Education and love for books is something that George mentions more than once in his memoir, there is a distinct section of it that is dedicated to him explaining his enjoyment at attending school and the relationships he built with his teachers. These types of rapports are unheard of really in Victorian memoirs or literature; when the Victorian schoolteacher is thought of it is strict and cruel, as this was a time of physical punishment.
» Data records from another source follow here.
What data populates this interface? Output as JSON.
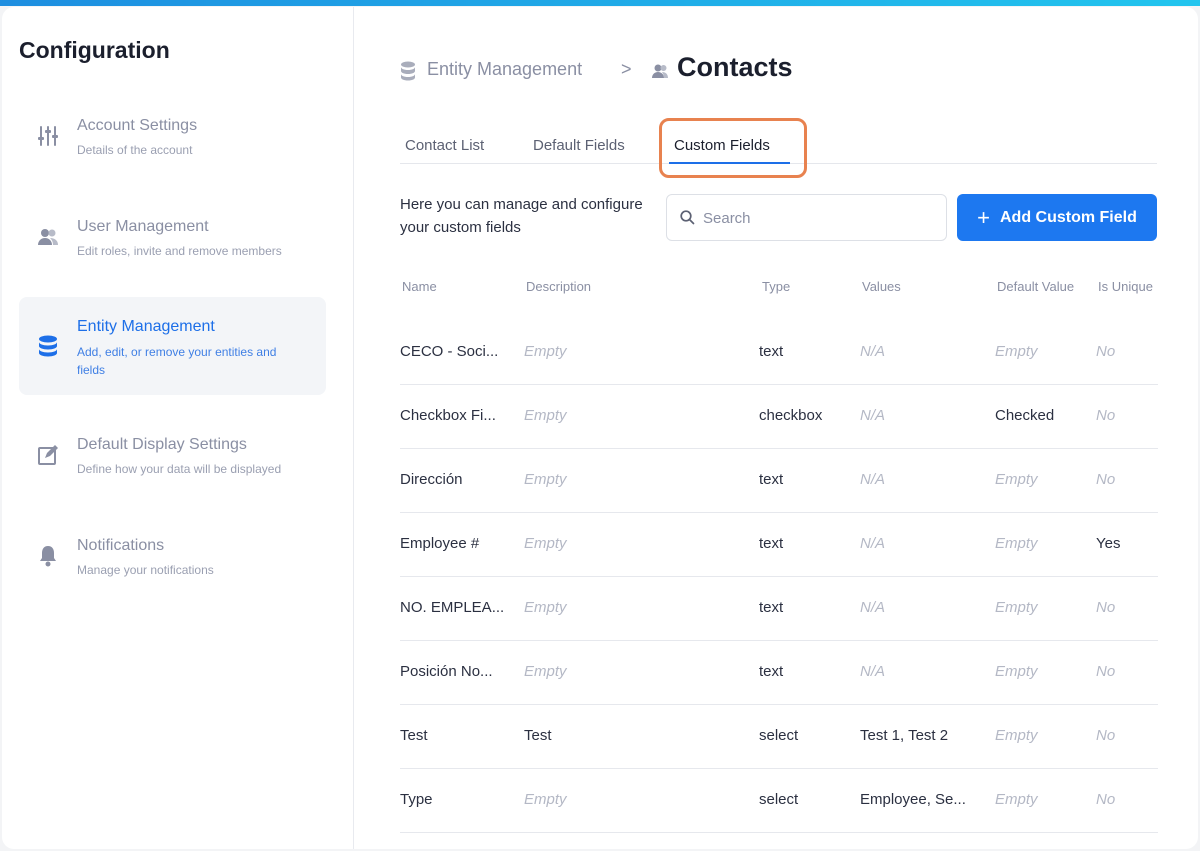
{
  "sidebar": {
    "title": "Configuration",
    "items": [
      {
        "label": "Account Settings",
        "desc": "Details of the account",
        "icon": "sliders-icon"
      },
      {
        "label": "User Management",
        "desc": "Edit roles, invite and remove members",
        "icon": "users-icon"
      },
      {
        "label": "Entity Management",
        "desc": "Add, edit, or remove your entities and fields",
        "icon": "database-icon",
        "active": true
      },
      {
        "label": "Default Display Settings",
        "desc": "Define how your data will be displayed",
        "icon": "edit-icon"
      },
      {
        "label": "Notifications",
        "desc": "Manage your notifications",
        "icon": "bell-icon"
      }
    ]
  },
  "breadcrumb": {
    "root": "Entity Management",
    "separator": ">",
    "current": "Contacts"
  },
  "tabs": [
    {
      "label": "Contact List"
    },
    {
      "label": "Default Fields"
    },
    {
      "label": "Custom Fields",
      "active": true
    }
  ],
  "intro_text": "Here you can manage and configure your custom fields",
  "search": {
    "placeholder": "Search",
    "value": ""
  },
  "add_button": {
    "label": "Add Custom Field"
  },
  "table": {
    "headers": [
      "Name",
      "Description",
      "Type",
      "Values",
      "Default Value",
      "Is Unique"
    ],
    "rows": [
      [
        "CECO - Soci...",
        "Empty",
        "text",
        "N/A",
        "Empty",
        "No"
      ],
      [
        "Checkbox Fi...",
        "Empty",
        "checkbox",
        "N/A",
        "Checked",
        "No"
      ],
      [
        "Dirección",
        "Empty",
        "text",
        "N/A",
        "Empty",
        "No"
      ],
      [
        "Employee #",
        "Empty",
        "text",
        "N/A",
        "Empty",
        "Yes"
      ],
      [
        "NO. EMPLEA...",
        "Empty",
        "text",
        "N/A",
        "Empty",
        "No"
      ],
      [
        "Posición No...",
        "Empty",
        "text",
        "N/A",
        "Empty",
        "No"
      ],
      [
        "Test",
        "Test",
        "select",
        "Test 1, Test 2",
        "Empty",
        "No"
      ],
      [
        "Type",
        "Empty",
        "select",
        "Employee, Se...",
        "Empty",
        "No"
      ]
    ]
  },
  "colors": {
    "accent": "#1d78f0",
    "highlight": "#e8824f",
    "muted": "#8a8fa3"
  }
}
Although mentioned by George in his memoir, he also mentions how fond of his new teacher Tonybee Hall; ‘I can hardly estimate the value of the influence these visits had over me. I felt that a new ray of light was being shed into my life; instead of head-patting or condescension my teacher treated me as a comrade and equal, for which I was grateful.’ (Acorn, 1912) Throughout the entirety of the memoir, the period that Acorn describes his school life and education is the most which gets noted with names, places, and experiences, in comparison to the rest of his memories he recites.
There is also an instance with the school keeper where George begins to stay behind to keep out of the family home, in this way he is able to keep up conversations with someone who he sees as educated and interesting. With the friendship growing there is more interaction
‘I had continued to help the school-keeper at odd moments, and as a reward he asked me to go into his house and have something…” Well, George, I’ve got a ticket for that, and if you’d like to go I’ll give it to you. Would you go if I let you have it ? “
Which would now in modern-day education seem inappropriate it is clear the school keeper is helping to advance George’s knowledge and introduce him to events and shows that he would not normally. By being bright and interested in his education, it shows this was in a way, helping him further his education and cultural knowledge by forming these friendships and bonds with his teachers.
It also mentioned later on that there were a number of reunions after his education with specific teachers such as Mr. Godfrey ‘Mr. Godfrey Warden remained our friend for some years after we had drifted out of his class. Several reunions were effected, at which times he would take us to some West End entertainment ragged boys no longer, but straightforward, clean-living young men.’
‘I was treated with remarkable consideration due, I suppose, to my late schoolmaster’s commendations and was given every opportunity to shine.’
With the prerequisite idea of Victorian schoolteachers in mind being very stern and strict, it shines through that George must have been a favorable boy not just in personality but to be intelligent enough to be taken in by teachers and members of staff and seen as a companion highlights what type of a person he was as a child and his interest in education and being educated.
Although within the chapters ‘The Street Arab’ and others, there are mentions of children playing and causing slight havoc, George almost always turns away from this and it proves how he was much more interested in education, learning rather than being influenced by his peers and the messing they were involved in. ‘I became suddenly aware that this was no place for me’ Even at the young age of still attending school, he was well aware of his surroundings which shows a particular sense of maturity. From page 105 and the words ‘at the age of twelve, I was withdrawn from school and sent out “to find a job.”’ (Acorn, 1912) the entire mood and tone of George changes as he talks about many other aspects of life which proves what really meant the most to him.
Acorn, G., 1912. One of the Mulitutde. 1 ed. London: W. Heinemann.
Childrens Homes, n.d. Childrens Homes History. [Online]
Available at: http://www.childrenshomes.org.uk/MileEndRaggedDB/
[Accessed 07 05 2021].
Vincent, D., 1980. Love and Death and the Nineteenth Century. Social History, 5(2), pp. 223-247.